## ASSIGNMENT
Filter the data for "Consulta" and copy matching lines.

## MATERIAL FOR THIS TASK
*-*-*

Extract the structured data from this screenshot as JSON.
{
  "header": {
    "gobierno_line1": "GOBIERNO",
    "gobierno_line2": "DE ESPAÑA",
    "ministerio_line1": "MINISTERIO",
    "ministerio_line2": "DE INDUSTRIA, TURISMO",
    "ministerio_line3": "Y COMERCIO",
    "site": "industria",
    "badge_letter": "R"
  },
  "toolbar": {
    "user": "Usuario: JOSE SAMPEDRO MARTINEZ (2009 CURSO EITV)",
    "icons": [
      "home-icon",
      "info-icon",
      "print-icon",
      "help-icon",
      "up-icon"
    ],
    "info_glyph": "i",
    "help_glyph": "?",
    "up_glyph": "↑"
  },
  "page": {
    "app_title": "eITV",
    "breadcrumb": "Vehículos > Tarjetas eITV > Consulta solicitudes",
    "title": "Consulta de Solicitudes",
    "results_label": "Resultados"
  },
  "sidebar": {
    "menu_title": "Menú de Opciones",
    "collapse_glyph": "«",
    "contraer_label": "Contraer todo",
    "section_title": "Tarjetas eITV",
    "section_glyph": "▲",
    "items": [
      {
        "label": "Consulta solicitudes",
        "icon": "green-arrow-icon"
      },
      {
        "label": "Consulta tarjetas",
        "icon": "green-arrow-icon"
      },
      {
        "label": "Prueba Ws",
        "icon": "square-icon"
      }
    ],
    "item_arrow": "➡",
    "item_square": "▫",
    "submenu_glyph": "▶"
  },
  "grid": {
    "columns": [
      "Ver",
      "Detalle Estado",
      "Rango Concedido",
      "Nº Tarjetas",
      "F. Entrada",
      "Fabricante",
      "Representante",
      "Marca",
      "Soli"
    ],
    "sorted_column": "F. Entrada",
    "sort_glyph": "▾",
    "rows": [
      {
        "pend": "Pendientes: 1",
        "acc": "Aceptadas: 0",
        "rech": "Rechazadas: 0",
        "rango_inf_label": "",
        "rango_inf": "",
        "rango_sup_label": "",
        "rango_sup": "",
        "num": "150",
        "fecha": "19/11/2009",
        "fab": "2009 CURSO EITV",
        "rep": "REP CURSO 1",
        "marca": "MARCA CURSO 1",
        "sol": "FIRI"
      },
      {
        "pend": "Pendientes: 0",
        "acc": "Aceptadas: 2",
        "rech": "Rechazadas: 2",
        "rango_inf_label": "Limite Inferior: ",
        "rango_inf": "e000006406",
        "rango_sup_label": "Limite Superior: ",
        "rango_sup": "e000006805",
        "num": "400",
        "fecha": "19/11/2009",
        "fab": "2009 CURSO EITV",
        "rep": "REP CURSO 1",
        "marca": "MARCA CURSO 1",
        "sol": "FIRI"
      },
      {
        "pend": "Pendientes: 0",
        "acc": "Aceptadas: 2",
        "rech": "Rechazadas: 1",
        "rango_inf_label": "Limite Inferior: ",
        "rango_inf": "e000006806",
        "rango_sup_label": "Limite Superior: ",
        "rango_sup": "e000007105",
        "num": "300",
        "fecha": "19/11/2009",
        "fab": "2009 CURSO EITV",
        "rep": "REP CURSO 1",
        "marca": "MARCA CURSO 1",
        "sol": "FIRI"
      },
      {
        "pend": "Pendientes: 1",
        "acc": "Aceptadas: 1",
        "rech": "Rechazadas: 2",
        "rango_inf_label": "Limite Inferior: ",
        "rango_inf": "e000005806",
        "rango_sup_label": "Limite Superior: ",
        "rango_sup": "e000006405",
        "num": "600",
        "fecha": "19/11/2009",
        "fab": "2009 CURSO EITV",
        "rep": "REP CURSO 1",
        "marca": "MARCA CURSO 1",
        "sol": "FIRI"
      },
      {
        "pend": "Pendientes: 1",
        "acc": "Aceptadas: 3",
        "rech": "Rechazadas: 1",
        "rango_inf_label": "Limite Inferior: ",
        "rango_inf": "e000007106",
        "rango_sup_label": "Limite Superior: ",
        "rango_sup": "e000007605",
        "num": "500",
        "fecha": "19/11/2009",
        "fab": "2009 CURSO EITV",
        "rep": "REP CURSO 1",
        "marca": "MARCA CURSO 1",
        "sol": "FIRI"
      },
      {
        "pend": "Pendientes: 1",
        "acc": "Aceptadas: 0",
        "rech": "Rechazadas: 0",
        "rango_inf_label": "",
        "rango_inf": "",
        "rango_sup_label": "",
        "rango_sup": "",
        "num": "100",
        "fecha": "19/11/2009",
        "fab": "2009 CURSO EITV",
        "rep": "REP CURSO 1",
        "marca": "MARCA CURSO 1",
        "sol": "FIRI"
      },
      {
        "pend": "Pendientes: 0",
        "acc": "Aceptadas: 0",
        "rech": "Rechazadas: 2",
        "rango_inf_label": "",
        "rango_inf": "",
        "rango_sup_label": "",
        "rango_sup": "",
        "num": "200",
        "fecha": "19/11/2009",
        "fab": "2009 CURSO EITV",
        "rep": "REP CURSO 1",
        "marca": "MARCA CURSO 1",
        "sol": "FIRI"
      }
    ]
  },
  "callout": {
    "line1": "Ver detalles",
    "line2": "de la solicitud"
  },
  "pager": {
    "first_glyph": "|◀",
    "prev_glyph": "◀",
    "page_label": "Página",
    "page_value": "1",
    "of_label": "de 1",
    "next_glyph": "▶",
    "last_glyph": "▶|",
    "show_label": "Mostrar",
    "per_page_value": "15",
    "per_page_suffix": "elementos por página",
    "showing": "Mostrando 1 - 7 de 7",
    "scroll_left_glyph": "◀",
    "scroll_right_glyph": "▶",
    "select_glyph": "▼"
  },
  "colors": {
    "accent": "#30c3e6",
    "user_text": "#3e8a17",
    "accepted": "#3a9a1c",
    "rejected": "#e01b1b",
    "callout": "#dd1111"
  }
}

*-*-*

## EXERCISE SOLUTION
    "breadcrumb": "Vehículos > Tarjetas eITV > Consulta solicitudes",
    "title": "Consulta de Solicitudes",
        "label": "Consulta solicitudes",
        "label": "Consulta tarjetas",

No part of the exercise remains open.